- [WORK ORDER] Collect all lines from the records below that include the word "title".

[DATA FOR REVIEW Boundary: Start]

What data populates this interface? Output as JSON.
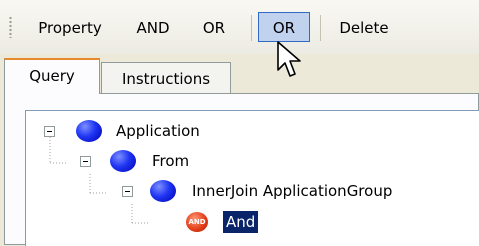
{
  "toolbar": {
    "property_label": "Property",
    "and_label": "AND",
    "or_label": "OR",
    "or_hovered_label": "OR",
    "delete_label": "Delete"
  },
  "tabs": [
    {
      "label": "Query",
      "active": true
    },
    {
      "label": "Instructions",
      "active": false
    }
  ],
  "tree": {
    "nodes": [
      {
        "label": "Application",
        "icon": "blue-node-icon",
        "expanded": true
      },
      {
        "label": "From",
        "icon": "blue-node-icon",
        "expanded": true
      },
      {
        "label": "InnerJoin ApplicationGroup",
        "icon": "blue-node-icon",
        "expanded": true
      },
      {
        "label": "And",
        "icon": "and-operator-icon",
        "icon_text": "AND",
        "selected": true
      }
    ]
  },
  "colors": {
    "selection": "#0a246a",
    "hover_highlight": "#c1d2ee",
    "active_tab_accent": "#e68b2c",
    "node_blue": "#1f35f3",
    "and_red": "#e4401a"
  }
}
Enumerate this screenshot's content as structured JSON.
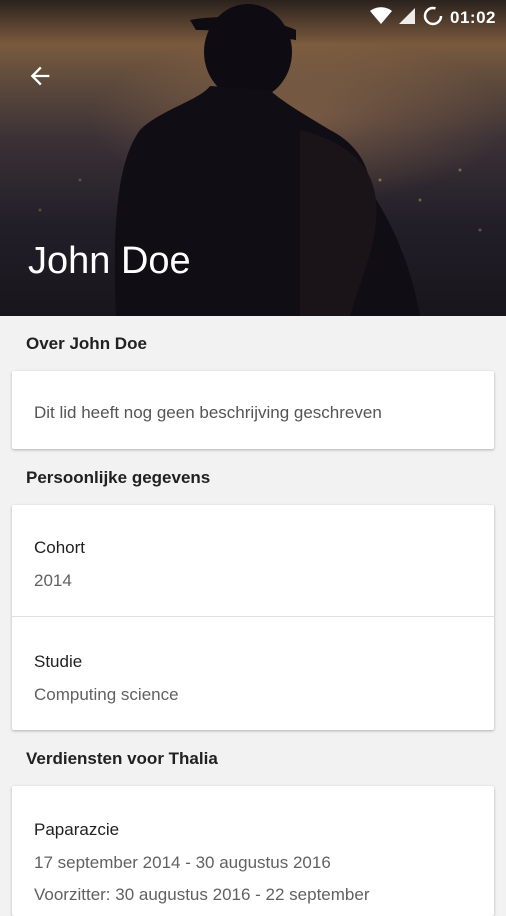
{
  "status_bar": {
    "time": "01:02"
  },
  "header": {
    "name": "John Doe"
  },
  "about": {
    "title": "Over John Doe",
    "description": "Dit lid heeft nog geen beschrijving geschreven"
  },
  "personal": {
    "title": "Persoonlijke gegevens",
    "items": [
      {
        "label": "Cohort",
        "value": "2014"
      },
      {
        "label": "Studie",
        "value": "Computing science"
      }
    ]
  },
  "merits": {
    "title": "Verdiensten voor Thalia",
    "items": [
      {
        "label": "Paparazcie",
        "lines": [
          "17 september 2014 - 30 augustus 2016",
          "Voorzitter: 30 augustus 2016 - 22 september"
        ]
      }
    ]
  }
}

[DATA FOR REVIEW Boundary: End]
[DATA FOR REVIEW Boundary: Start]

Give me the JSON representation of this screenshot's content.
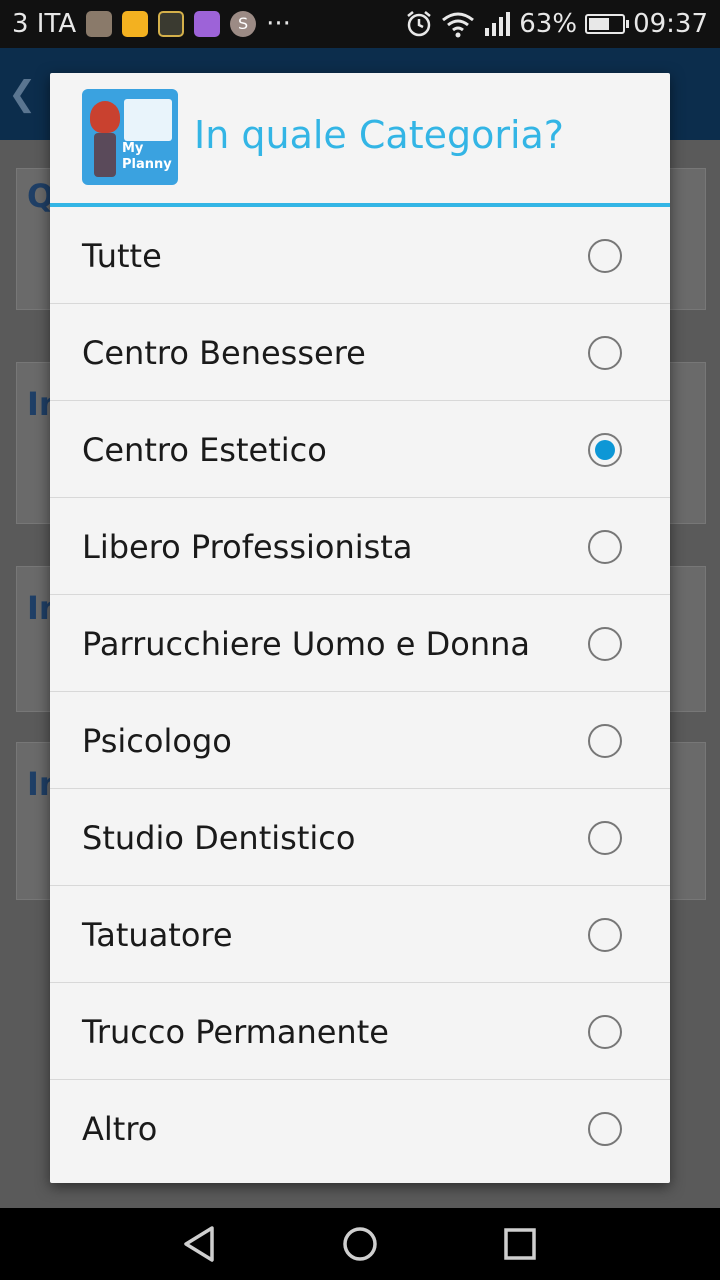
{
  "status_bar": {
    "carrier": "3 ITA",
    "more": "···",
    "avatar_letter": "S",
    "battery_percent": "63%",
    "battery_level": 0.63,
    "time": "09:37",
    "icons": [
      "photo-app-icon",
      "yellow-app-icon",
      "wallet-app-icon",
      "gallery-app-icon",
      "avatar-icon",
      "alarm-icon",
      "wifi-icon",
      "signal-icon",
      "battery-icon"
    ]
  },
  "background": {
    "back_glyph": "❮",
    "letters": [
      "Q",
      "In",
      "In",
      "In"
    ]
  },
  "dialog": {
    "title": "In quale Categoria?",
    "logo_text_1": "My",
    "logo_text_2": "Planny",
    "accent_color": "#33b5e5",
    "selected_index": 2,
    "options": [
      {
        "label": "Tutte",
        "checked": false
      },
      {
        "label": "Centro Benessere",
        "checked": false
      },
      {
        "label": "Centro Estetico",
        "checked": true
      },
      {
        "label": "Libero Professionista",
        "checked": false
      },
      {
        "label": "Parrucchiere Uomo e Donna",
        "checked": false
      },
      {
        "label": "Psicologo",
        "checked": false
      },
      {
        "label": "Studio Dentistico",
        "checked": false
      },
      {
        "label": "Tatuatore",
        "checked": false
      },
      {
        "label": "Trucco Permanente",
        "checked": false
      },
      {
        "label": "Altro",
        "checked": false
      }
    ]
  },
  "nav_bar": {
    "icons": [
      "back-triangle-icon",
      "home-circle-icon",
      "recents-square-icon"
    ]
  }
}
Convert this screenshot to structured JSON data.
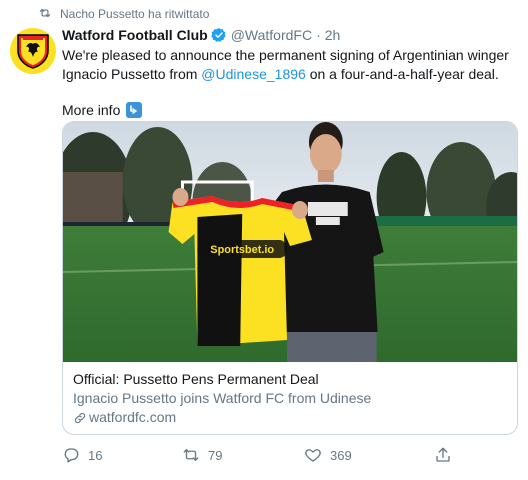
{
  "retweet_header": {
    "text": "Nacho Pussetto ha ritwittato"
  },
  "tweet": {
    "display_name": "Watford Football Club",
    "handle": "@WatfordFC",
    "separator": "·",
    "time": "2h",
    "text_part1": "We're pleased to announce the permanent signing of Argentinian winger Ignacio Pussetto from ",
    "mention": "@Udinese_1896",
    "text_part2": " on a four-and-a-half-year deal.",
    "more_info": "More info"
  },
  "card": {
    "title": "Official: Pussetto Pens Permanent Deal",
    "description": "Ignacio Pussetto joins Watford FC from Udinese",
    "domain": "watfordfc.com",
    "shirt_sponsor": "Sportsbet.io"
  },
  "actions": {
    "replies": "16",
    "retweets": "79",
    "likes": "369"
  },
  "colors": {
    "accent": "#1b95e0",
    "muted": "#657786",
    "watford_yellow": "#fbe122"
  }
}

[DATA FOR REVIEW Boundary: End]

- [RESULT BELOW]
    "title": "Over John Doe",
    "title": "Persoonlijke gegevens",
    "title": "Verdiensten voor Thalia",
    "title": "In quale Categoria?",
    "title": "Official: Pussetto Pens Permanent Deal",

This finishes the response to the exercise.